A movie’s success depends on how protagonists act. The same idea applies to a story; whether a story can attract people’s attention or not all depends on the character. People tell a story with a flat character makes readers easy to lose their attention. The same problem happens to me as well. A flat character is an uncomplicated character who does not have a substantial changes in the story. Compare to the flat character, a more complex character who have a dramatic changes in the story is called round character. Thus, I wanted to figure out how to make a round character by expressing him in a unique point of view.
The short story Araby, which tells a story of a young boy fell in love with a girl who he finally realized he cannot reach, written by James Joyce gives an excellent example on writing characters in a unique way. James Joyce uses a narrator point of view. How does a narrative point of view make character different? The life of James Joyce gives many insights about using of narrative technique, and the influence of the narrative techniques. In the story Araby, James Joyce uses the first person narrative perspective, and the advantage of first person narration including revealing the changing of the narrator’s mind, and giving implication to readers to make a complex personality of the character. Therefore, through these three points, people can create their ideal characters.

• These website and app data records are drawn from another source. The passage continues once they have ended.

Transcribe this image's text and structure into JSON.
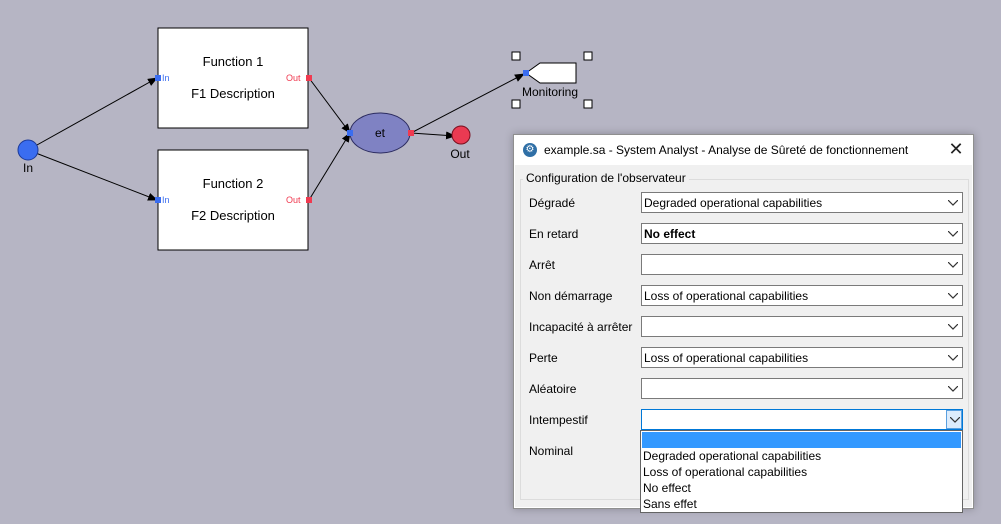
{
  "diagram": {
    "function1": {
      "title": "Function 1",
      "description": "F1 Description",
      "in_label": "In",
      "out_label": "Out"
    },
    "function2": {
      "title": "Function 2",
      "description": "F2 Description",
      "in_label": "In",
      "out_label": "Out"
    },
    "input_node": {
      "label": "In"
    },
    "and_node": {
      "label": "et"
    },
    "output_node": {
      "label": "Out"
    },
    "monitoring": {
      "label": "Monitoring"
    },
    "colors": {
      "in_port": "#3a6df0",
      "out_port": "#f03a50",
      "and_node": "#7f82c3",
      "input_circle": "#3a6df0",
      "output_circle": "#ea3a52"
    }
  },
  "dialog": {
    "title": "example.sa - System Analyst - Analyse de Sûreté de fonctionnement",
    "close_glyph": "✕",
    "group_title": "Configuration de l'observateur",
    "rows": [
      {
        "label": "Dégradé",
        "value": "Degraded operational capabilities",
        "bold": false
      },
      {
        "label": "En retard",
        "value": "No effect",
        "bold": true
      },
      {
        "label": "Arrêt",
        "value": "",
        "bold": false
      },
      {
        "label": "Non démarrage",
        "value": "Loss of operational capabilities",
        "bold": false
      },
      {
        "label": "Incapacité à arrêter",
        "value": "",
        "bold": false
      },
      {
        "label": "Perte",
        "value": "Loss of operational capabilities",
        "bold": false
      },
      {
        "label": "Aléatoire",
        "value": "",
        "bold": false
      },
      {
        "label": "Intempestif",
        "value": "",
        "bold": false,
        "open": true
      },
      {
        "label": "Nominal"
      }
    ],
    "dropdown_options": [
      "",
      "Degraded operational capabilities",
      "Loss of operational capabilities",
      "No effect",
      "Sans effet"
    ]
  }
}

James Joyce was an influential Irish writer in the modernist Avant-grade of early 20th century. He was born in Dublin, a middle-class family. Joyce began to receive his education at Clongowes Wood College; however, after a couple years, his father cannot afford his education fees, so Joyce transferred to the Christian Brothers O’Connell School on North Richmond Street, in Dublin. Araby is one of the short stories from his short-story collection Dubliners which contains five short stories. According to “Turbaned faces going by”: James Joyce and Irish Orientalism, Lynne stated that In order to show more about Irish Orientalism in Joyce’s work, he took a festival of Dublin life which is travelling to bazaars in the city to Araby. Furthermore, according to the book review of Joyce’s Dubliners: Substance, Vision, and Art by Florence L. Walzl, the first three stories of Dublin are written about the stories of his childhood and are interpreted as “initiation tales” a young boy’s illusion has been broken by the evil and corruption of the reality (Par. 4-5). Therefore, from his life we can see that Araby is a story depicts experiences of his childhood as a perspective of a boy just on the edge of adolescence.
Araby tells a story of a young boy who was crushing on his friend, Megan’s sister. He tried so hard to implicate his love to her by following her, watching her from the window. One day, she finally spoke to him and asked him if he would go to the bazaar, Araby, or not because she has to attend the church-sponsored fair. Therefore, In order to satisfy this girl’s...